- Task statement
Without changing a single character, copy every record below.

- Records for the task
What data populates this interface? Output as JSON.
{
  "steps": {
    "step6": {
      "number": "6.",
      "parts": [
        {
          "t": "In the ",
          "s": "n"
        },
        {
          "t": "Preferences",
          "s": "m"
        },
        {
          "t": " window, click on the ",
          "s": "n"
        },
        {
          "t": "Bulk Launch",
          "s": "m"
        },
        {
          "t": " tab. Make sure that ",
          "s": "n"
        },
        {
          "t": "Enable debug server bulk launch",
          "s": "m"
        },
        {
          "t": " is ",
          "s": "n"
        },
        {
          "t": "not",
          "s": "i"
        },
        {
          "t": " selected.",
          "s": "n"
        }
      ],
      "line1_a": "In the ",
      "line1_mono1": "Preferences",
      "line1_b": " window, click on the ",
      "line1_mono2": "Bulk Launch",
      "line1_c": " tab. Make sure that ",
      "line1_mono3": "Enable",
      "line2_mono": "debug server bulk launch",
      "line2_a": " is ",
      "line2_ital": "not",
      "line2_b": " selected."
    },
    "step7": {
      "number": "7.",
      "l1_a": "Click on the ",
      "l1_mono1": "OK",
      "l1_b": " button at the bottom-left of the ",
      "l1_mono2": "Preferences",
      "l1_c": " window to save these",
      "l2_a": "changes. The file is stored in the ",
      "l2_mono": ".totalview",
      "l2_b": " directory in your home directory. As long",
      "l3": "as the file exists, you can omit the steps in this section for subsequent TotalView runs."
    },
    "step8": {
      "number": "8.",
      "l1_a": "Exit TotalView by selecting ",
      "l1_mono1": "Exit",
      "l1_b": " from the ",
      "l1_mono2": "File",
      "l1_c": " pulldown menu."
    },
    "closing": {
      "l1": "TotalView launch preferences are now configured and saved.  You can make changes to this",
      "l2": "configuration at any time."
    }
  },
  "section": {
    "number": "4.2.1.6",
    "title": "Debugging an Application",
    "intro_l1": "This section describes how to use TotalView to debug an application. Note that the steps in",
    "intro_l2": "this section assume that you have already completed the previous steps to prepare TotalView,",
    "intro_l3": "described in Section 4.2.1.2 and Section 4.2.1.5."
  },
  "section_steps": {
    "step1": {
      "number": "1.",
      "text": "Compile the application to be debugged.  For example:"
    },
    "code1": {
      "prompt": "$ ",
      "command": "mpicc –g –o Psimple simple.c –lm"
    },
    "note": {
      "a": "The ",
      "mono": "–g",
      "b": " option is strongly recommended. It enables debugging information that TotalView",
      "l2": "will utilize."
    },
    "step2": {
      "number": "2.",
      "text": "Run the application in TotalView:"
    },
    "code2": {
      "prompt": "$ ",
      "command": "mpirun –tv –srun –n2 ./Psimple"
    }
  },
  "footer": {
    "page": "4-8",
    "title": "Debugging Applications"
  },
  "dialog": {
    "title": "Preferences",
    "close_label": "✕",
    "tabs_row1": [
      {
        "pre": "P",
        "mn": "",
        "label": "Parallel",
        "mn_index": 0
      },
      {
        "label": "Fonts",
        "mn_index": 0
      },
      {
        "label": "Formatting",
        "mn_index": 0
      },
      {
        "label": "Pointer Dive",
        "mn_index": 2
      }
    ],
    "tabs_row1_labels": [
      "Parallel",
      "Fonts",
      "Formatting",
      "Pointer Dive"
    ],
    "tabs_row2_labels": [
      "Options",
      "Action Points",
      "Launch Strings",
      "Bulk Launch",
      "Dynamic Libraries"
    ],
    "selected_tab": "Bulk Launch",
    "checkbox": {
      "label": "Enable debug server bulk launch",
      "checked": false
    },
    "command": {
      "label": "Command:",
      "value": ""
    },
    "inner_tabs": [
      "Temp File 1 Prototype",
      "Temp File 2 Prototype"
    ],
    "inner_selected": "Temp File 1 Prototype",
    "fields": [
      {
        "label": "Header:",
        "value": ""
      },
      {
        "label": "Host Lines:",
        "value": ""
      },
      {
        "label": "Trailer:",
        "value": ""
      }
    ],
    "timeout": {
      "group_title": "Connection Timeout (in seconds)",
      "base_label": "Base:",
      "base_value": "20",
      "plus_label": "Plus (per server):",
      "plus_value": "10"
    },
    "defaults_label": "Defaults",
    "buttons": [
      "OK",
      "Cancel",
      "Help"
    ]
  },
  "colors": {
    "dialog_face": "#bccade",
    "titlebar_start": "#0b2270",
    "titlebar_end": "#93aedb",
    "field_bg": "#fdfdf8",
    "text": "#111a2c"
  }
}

- Response
What data populates this interface? Output as JSON.
{
  "steps": {
    "step6": {
      "number": "6.",
      "parts": [
        {
          "t": "In the ",
          "s": "n"
        },
        {
          "t": "Preferences",
          "s": "m"
        },
        {
          "t": " window, click on the ",
          "s": "n"
        },
        {
          "t": "Bulk Launch",
          "s": "m"
        },
        {
          "t": " tab. Make sure that ",
          "s": "n"
        },
        {
          "t": "Enable debug server bulk launch",
          "s": "m"
        },
        {
          "t": " is ",
          "s": "n"
        },
        {
          "t": "not",
          "s": "i"
        },
        {
          "t": " selected.",
          "s": "n"
        }
      ],
      "line1_a": "In the ",
      "line1_mono1": "Preferences",
      "line1_b": " window, click on the ",
      "line1_mono2": "Bulk Launch",
      "line1_c": " tab. Make sure that ",
      "line1_mono3": "Enable",
      "line2_mono": "debug server bulk launch",
      "line2_a": " is ",
      "line2_ital": "not",
      "line2_b": " selected."
    },
    "step7": {
      "number": "7.",
      "l1_a": "Click on the ",
      "l1_mono1": "OK",
      "l1_b": " button at the bottom-left of the ",
      "l1_mono2": "Preferences",
      "l1_c": " window to save these",
      "l2_a": "changes. The file is stored in the ",
      "l2_mono": ".totalview",
      "l2_b": " directory in your home directory. As long",
      "l3": "as the file exists, you can omit the steps in this section for subsequent TotalView runs."
    },
    "step8": {
      "number": "8.",
      "l1_a": "Exit TotalView by selecting ",
      "l1_mono1": "Exit",
      "l1_b": " from the ",
      "l1_mono2": "File",
      "l1_c": " pulldown menu."
    },
    "closing": {
      "l1": "TotalView launch preferences are now configured and saved.  You can make changes to this",
      "l2": "configuration at any time."
    }
  },
  "section": {
    "number": "4.2.1.6",
    "title": "Debugging an Application",
    "intro_l1": "This section describes how to use TotalView to debug an application. Note that the steps in",
    "intro_l2": "this section assume that you have already completed the previous steps to prepare TotalView,",
    "intro_l3": "described in Section 4.2.1.2 and Section 4.2.1.5."
  },
  "section_steps": {
    "step1": {
      "number": "1.",
      "text": "Compile the application to be debugged.  For example:"
    },
    "code1": {
      "prompt": "$ ",
      "command": "mpicc –g –o Psimple simple.c –lm"
    },
    "note": {
      "a": "The ",
      "mono": "–g",
      "b": " option is strongly recommended. It enables debugging information that TotalView",
      "l2": "will utilize."
    },
    "step2": {
      "number": "2.",
      "text": "Run the application in TotalView:"
    },
    "code2": {
      "prompt": "$ ",
      "command": "mpirun –tv –srun –n2 ./Psimple"
    }
  },
  "footer": {
    "page": "4-8",
    "title": "Debugging Applications"
  },
  "dialog": {
    "title": "Preferences",
    "close_label": "✕",
    "tabs_row1": [
      {
        "pre": "P",
        "mn": "",
        "label": "Parallel",
        "mn_index": 0
      },
      {
        "label": "Fonts",
        "mn_index": 0
      },
      {
        "label": "Formatting",
        "mn_index": 0
      },
      {
        "label": "Pointer Dive",
        "mn_index": 2
      }
    ],
    "tabs_row1_labels": [
      "Parallel",
      "Fonts",
      "Formatting",
      "Pointer Dive"
    ],
    "tabs_row2_labels": [
      "Options",
      "Action Points",
      "Launch Strings",
      "Bulk Launch",
      "Dynamic Libraries"
    ],
    "selected_tab": "Bulk Launch",
    "checkbox": {
      "label": "Enable debug server bulk launch",
      "checked": false
    },
    "command": {
      "label": "Command:",
      "value": ""
    },
    "inner_tabs": [
      "Temp File 1 Prototype",
      "Temp File 2 Prototype"
    ],
    "inner_selected": "Temp File 1 Prototype",
    "fields": [
      {
        "label": "Header:",
        "value": ""
      },
      {
        "label": "Host Lines:",
        "value": ""
      },
      {
        "label": "Trailer:",
        "value": ""
      }
    ],
    "timeout": {
      "group_title": "Connection Timeout (in seconds)",
      "base_label": "Base:",
      "base_value": "20",
      "plus_label": "Plus (per server):",
      "plus_value": "10"
    },
    "defaults_label": "Defaults",
    "buttons": [
      "OK",
      "Cancel",
      "Help"
    ]
  },
  "colors": {
    "dialog_face": "#bccade",
    "titlebar_start": "#0b2270",
    "titlebar_end": "#93aedb",
    "field_bg": "#fdfdf8",
    "text": "#111a2c"
  }
}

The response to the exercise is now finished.